Flesch and Galamian are the two most commonly used intermediate-to-advanced scale books for violin and viola. Now that I actually look at them (I usually just practice Galamian-style three octave scales and basic arpeggios without the books), I realized that both are more accessible in some ways and less accessible in others, so I wouldn't necessarily say Flesch is easier as I implied before. The two sometimes use different fingerings, and differ somewhat in the exercises they include. The biggest differences between the books:
* Galamian includes 2-octave scales and one-position exercises, while Flesch does not, so it can be used without having started playing three-octave scales. (This was an error on my part earlier -- I thought it was Flesch rather than Galamian that included 2-octave scales.)
* Flesch writes out everything in standard notation and organizes things by key (all the exercises placed together under each key), whereas Galamian has only note heads and organizes things by exercise (all the keys under each exercise). This can make Galamian difficult to read when you start practicing exercises beyond just the basic scales.
* On the other hand, Galamian includes an insert with a one-stop list of bowing and rhythm variations, while Flesch just prints each scale using an example of a bowing or rhythmic variation and assumes that you or your teacher will come up with other variations to practice.

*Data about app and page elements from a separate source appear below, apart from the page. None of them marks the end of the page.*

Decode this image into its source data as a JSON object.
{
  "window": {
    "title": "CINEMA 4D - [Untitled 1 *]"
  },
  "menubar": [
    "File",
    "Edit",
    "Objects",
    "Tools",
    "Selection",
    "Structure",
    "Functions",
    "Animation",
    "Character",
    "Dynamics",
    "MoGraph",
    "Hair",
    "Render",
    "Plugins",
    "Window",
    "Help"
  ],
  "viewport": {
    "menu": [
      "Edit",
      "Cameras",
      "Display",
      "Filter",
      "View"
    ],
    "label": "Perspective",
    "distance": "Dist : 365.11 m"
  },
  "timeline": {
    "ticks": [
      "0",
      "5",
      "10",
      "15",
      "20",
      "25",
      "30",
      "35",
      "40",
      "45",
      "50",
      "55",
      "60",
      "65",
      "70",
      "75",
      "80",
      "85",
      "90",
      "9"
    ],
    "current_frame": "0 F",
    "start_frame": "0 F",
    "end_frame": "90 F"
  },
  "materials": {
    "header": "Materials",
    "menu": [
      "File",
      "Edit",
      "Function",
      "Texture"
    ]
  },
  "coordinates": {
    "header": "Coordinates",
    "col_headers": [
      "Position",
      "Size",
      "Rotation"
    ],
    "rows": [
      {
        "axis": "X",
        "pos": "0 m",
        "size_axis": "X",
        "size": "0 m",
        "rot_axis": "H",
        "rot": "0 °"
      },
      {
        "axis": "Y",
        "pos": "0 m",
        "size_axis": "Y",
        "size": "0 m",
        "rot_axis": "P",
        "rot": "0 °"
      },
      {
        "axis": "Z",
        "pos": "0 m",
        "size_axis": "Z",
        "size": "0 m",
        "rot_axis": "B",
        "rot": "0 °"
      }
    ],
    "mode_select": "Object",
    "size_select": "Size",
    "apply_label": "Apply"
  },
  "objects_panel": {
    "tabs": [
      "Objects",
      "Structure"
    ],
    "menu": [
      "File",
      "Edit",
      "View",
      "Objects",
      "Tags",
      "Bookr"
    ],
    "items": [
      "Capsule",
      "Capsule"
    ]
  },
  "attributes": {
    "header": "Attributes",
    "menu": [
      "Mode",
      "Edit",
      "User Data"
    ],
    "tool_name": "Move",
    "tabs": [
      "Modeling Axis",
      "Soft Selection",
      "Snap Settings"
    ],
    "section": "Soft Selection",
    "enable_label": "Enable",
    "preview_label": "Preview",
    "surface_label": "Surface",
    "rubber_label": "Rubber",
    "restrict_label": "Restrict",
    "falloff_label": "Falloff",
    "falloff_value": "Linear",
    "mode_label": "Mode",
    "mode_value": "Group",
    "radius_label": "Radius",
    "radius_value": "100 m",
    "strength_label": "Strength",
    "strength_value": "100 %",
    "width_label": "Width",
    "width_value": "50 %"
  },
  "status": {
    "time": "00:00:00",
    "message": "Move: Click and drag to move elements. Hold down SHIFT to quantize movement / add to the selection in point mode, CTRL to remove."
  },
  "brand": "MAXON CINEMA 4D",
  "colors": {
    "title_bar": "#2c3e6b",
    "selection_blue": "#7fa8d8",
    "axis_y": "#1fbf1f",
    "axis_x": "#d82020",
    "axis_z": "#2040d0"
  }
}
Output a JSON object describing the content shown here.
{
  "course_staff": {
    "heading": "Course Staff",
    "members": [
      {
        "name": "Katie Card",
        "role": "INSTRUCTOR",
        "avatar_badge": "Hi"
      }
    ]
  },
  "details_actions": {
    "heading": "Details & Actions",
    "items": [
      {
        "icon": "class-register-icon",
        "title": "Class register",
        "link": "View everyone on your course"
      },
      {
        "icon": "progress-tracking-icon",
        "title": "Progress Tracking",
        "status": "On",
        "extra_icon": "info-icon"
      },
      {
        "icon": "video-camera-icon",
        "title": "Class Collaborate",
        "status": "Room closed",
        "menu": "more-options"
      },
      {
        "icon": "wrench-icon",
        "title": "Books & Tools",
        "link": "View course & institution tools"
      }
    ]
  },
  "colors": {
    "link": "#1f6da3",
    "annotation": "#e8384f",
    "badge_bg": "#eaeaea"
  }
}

* The thing that distinguishes Galamian more than anything else is the practice of "acceleration scales" where you start with one note to a bow played very slowly, then play the same scale with two notes to a bow, and so on. In theory, this can continue until you are playing the entire scale in one bow. (Galamian adds turns to the beginning and end of scales to make the number of notes divisible by as many smaller numbers as possible, 32 notes for 2 octave scales and 48 notes for 3 octave scales.)